Egypt's Mubarak could get early release: lawyer
CAIRO - Agence France-Presse
Egyptians gather near Tahrir Square to protest the verdict in the trial of ousted President Hosni Mubarak in Cairo, Egypt, Saturday, Nov. 29, 2014. AP PhotoEgypt's jailed ex-president Hosni Mubarak could be released early after having served two-thirds of a corruption sentence and seeing murder charges dropped, his lawyer said on Nov. 30.
An Egyptian court on Saturday dismissed the murder charge against Mubarak over the deaths of protesters during the country's 2011 uprising.
Mubarak, who ruled Egypt for three decades until being driven from office, was also acquitted of a corruption charge but was expected to stay in jail on a three-year sentence in a separate graft case.
But his lawyer, Farid al-Deeb, told AFP that 86-year-old Mubarak could benefit from early release from the military hospital where he is being held.
Mubarak "has already served two-thirds of his sentence" when time held in preliminary detention since his 2011 arrest is taken into account, Deeb said.
"Under a recent legal amendment, there can be a release once two-thirds of a sentence has been served," he said.
Saturday's ruling dropping the murder charge enraged Mubarak's opponents, with about 1,000 people taking to a central Cairo square to denounce the government.
Police used tear gas to disperse the protesters and scattered clashes erupted, leaving two people dead and 14 wounded, according to a new toll provided by the health ministry.
At least 85 people were arrested but all except four were released, human rights lawyer Ramy Ghanem told AFP.
The interior ministry confirmed in a statement the detention of four people over links to the outlawed Muslim Brotherhood of ousted president Mohamed Morsi.
The Islamist leader was overthrown by the military last year and the Muslim Brotherhood was blacklisted as a terrorist group, making membership of the movement punishable by a prison sentence.
Morsi's ouster led to a deadly crackdown on his supporters that has killed hundreds, while thousands have been arrested and jailed.

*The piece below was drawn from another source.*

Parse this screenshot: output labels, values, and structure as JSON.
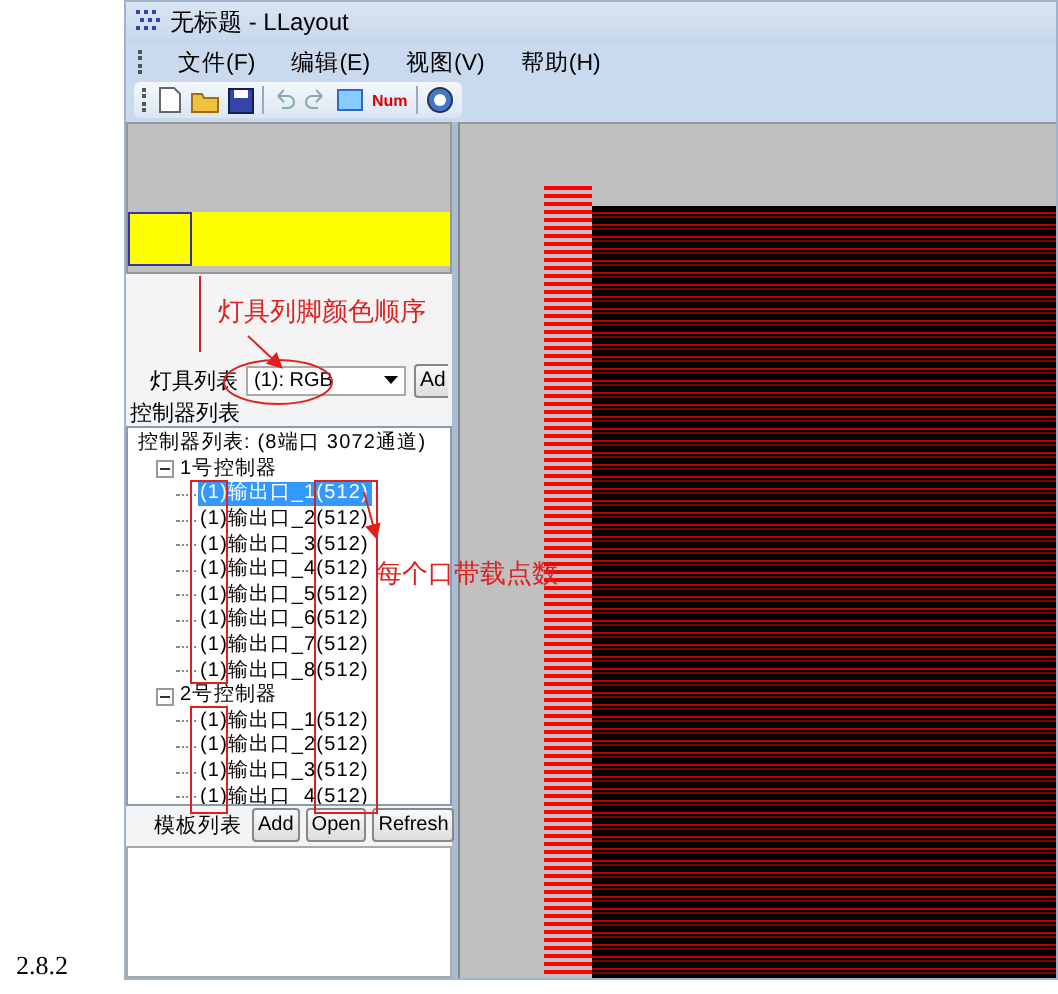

Secular and leftwing activists have not been spared, with dozens jailed for violating a contentious law limiting the right to protest.